++++ Data in this exercise ++++
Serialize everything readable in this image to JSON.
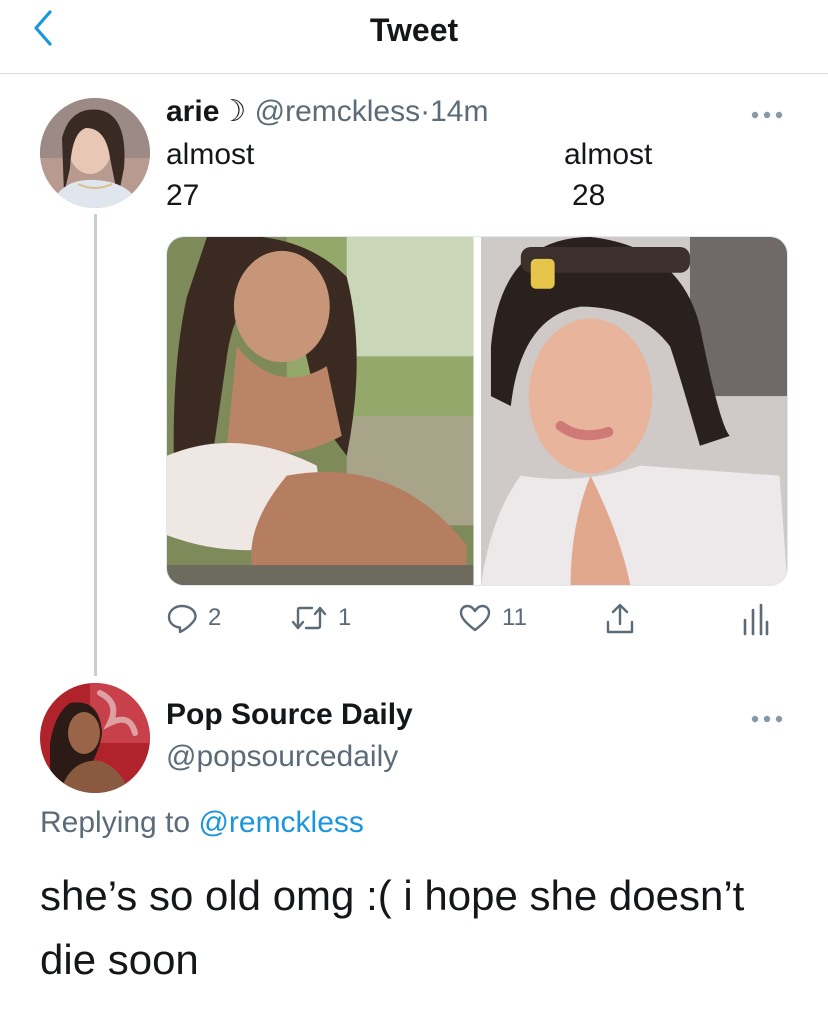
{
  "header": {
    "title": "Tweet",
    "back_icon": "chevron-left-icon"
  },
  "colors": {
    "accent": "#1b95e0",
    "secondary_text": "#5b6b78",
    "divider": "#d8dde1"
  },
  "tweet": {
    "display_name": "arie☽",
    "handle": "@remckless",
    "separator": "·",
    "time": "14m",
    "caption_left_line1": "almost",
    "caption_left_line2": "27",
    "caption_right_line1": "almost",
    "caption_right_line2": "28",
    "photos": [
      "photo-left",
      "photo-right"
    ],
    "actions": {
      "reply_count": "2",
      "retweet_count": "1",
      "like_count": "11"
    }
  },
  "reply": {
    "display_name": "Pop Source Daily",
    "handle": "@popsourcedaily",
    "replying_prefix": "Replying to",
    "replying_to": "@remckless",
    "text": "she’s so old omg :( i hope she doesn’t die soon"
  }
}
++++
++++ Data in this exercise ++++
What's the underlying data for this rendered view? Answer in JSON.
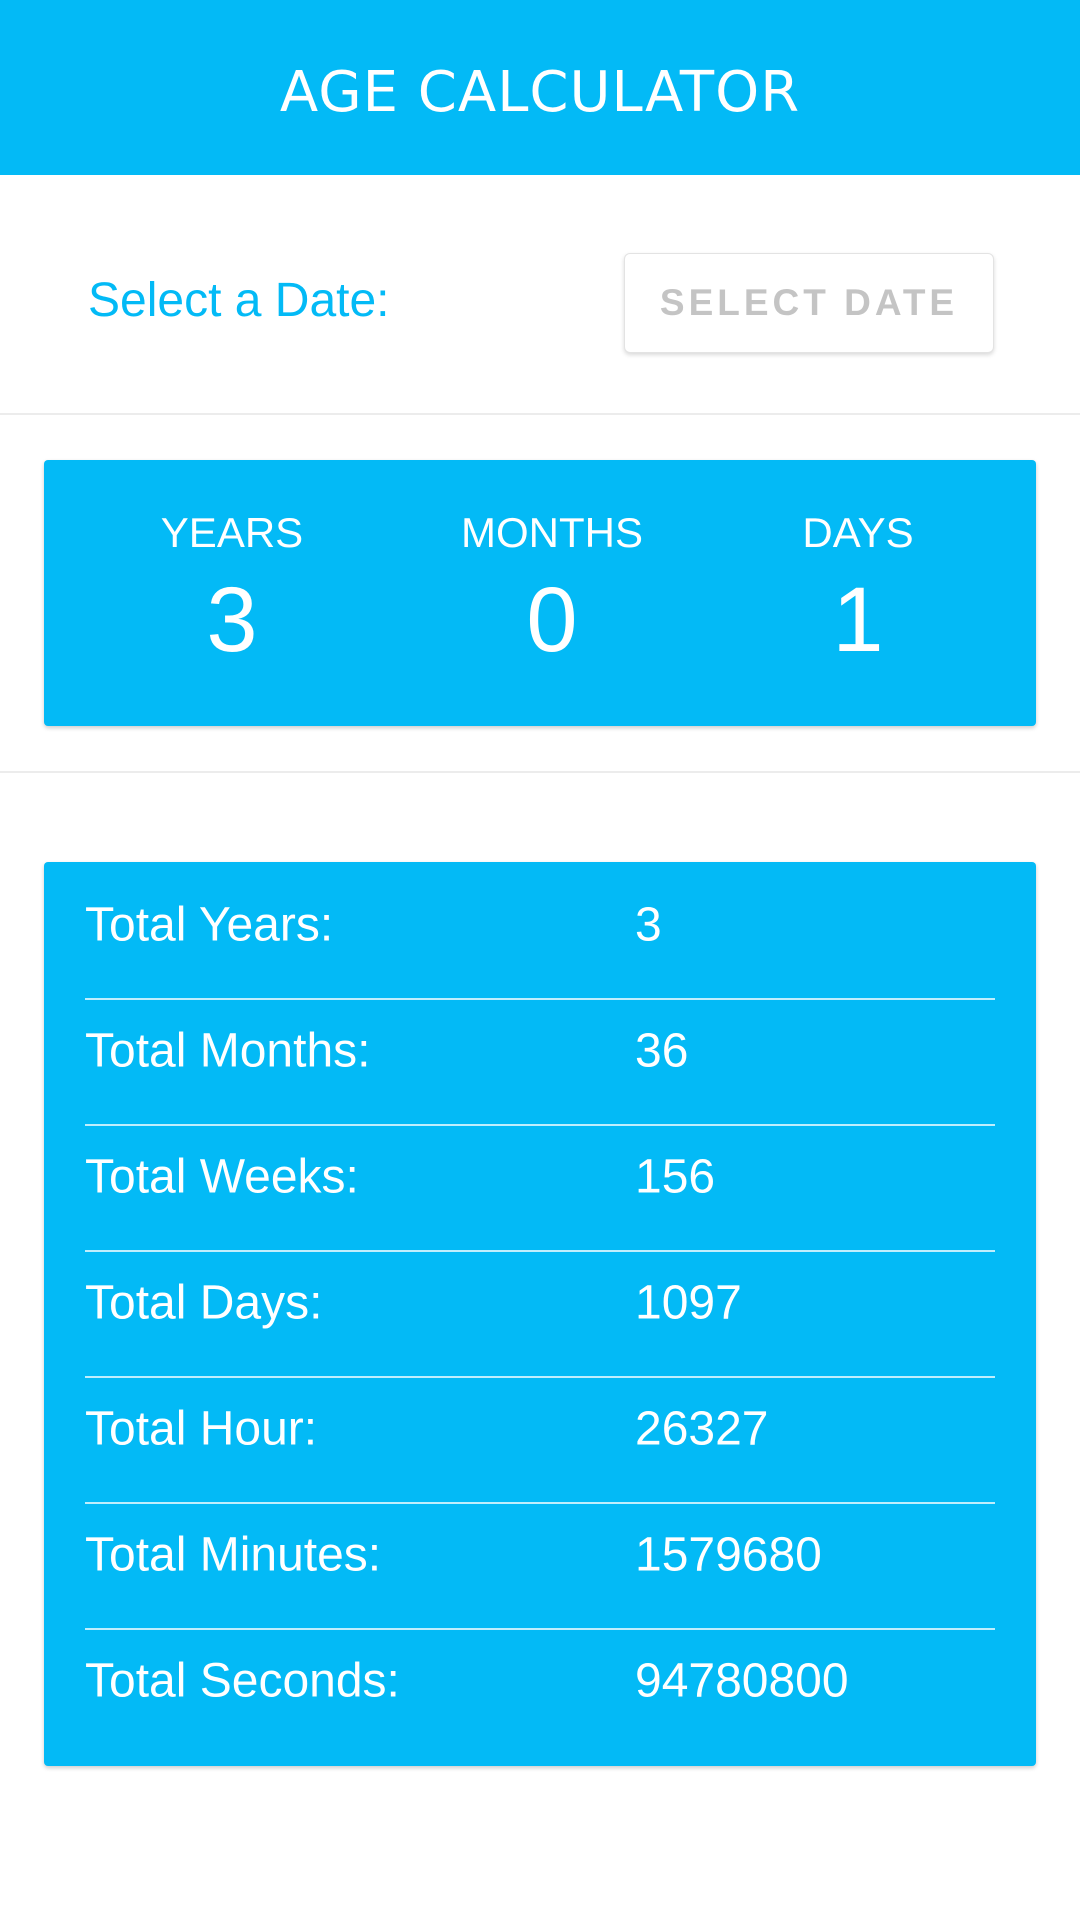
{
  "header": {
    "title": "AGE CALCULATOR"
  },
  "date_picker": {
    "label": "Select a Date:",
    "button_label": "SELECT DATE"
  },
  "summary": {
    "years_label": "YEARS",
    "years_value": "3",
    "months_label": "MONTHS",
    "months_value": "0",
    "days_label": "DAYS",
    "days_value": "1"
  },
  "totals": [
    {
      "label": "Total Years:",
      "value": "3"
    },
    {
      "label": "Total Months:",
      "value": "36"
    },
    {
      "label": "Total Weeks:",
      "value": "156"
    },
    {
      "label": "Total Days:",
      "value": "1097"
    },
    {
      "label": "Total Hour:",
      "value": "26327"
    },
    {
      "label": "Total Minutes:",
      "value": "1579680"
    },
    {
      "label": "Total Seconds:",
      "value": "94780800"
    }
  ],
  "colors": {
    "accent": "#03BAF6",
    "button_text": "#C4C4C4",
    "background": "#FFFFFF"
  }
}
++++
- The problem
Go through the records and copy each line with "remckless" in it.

- Problem solution
    "handle": "@remckless",
    "replying_to": "@remckless",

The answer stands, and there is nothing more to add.